Corn tortillas might sound like a traditional food, and once they were. To make them, kernels ranging from black to purple to pink were ground and “nixtmalized” — mixed with slake lime or wood ash to make the niacin digestible. But these days, corn tortillas are made from just-add-water masa harina — GMO corn that’s been stripped of nutrition and flavor, much like the lifeless, tasteless “all-purpose flour” that chef Barber wants to throw out in favor of forgotten grains, grown again and freshly ground. If Jorge and Kate could get farmers to grow real corn, surely these chefs would buy it, to mutual benefit. A Greenmarket staffer advised that our region wasn’t the right place for such a project to put down roots.
But why not Mexico?
Corn was first developed from wild grasses in Mexico and for centuries, farmers there have cultivated the crop. But in recent decades, the global market has had no interest in those inconsistent, colorful varieties that long defined regions and cuisines. In a world of masa harina, there’s no one left to buy them.
In 1994, the North American Free Trade Agreement (NAFTA) hastened changes, and now Mexican immigrants on this side of the border tend endless fields of commodity corn, which US companies sell to Mexico, even as Mexican farms fail.
But while powdered masa harina is so ubiquitious that even in Mexico cities, no one nixtmalizes anymore (OK, not no one, but it’s about as common as fermenting your own kraut), thousands of small farmers still tend little plots of those old varieties for their own families. Jorge and Kate just had to find them.
It was a difficult task, given that such families often lack phones. Instead, they called the likes of Slow Food, Greenpeace and UNESCO. Jorge and Kate struck gold with International Maize and Wheat Improvement Center (CIMMYT), an NGO that works with hundreds of small farmers and maintains a corn seedbank in Oaxaca. They offered to set up meetings and in February, Kate and Jorge were on their way.
First stop: Mexico City, where they met with chef Enrique Olvera who was, as luck would have it, in the process of opening a New York restaurant: Cosme in the Flatiron district. Over a beer the chef said that, for Cosme, he’d found the right chiles and good beans from Rancho Gordo — but no corn. He told Kate and Jorge that he would buy whatever they could import. Recalling the exchange, says Jorge, “I have chills.”
So off they set to Oaxaca to meet farmers and visit the seed bank, home to what the G9 chefs could hardly have dreamed of: more than 20,000 corn varieties in temperature-controlled storage, each with different hues, flavors and culinary applications. CIMMYT staff said farmers didn’t want to plant them anymore because they had no way to sell the harvest — until now.

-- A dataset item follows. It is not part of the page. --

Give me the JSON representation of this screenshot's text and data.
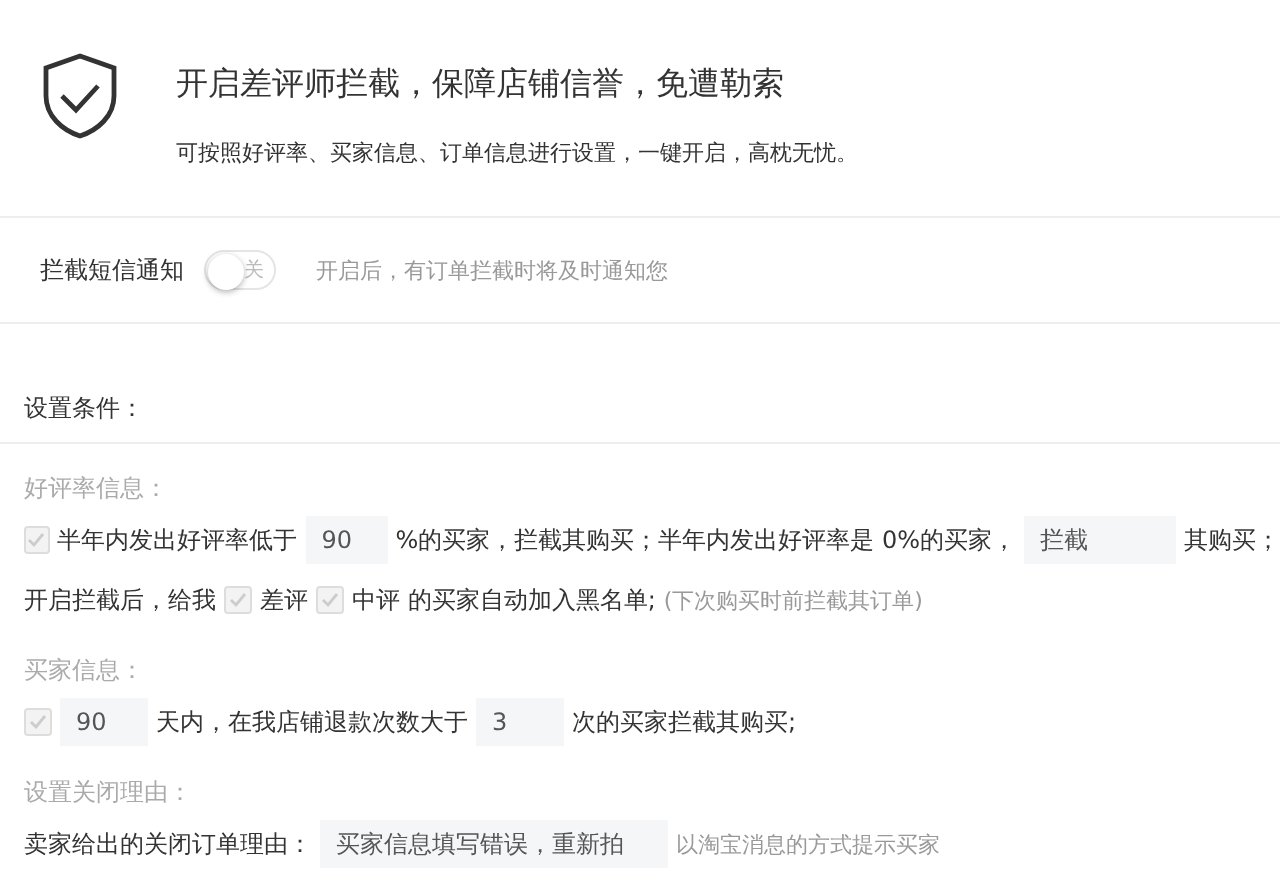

Less than six months later, Masienda — the name is a conflation of masa (ground corn), hacienda (estate, often agricultural) and tienda (store) — is growing a field of corn in the summer sun. Jorge and Kate have imported 80,000 pounds of heirloom kernels to New York — the lion’s share for Enrique’s menu — and farmers in Mexico are already tending plantings for them to sell next year.
“We have the full confidence that what we’re sourcing is the purest expression of corn in Mexico,” says Jorge. Enrique agrees.
“He’s a brilliant guy,” said the chef, who’s getting a half dozen varieties. “And when we put it through the mill for masa, we haven’t seen corn this beautiful in quite a while. No one in the States has this quality of corn. And he’s really good to the farmers. With some companies, the quality is high but the money goes someplace else.”
From burning to limestone, the chef is playing with different ways to nixtmalize in his kitchen, using the results in everything from tortillas and tamales to ceviche and beer, even fermenting some for an octopus-corn cocktail.
“The quality is equal to what I cook with in Mexico, or slightly better,” he says. “We’re gonna put it everything.”
See photos of Kate and Jorge’s visit to the seed bank — and read about the Masafest they threw at Rockaway Beach — here.
Photo credit: Scott Gordon Bleicher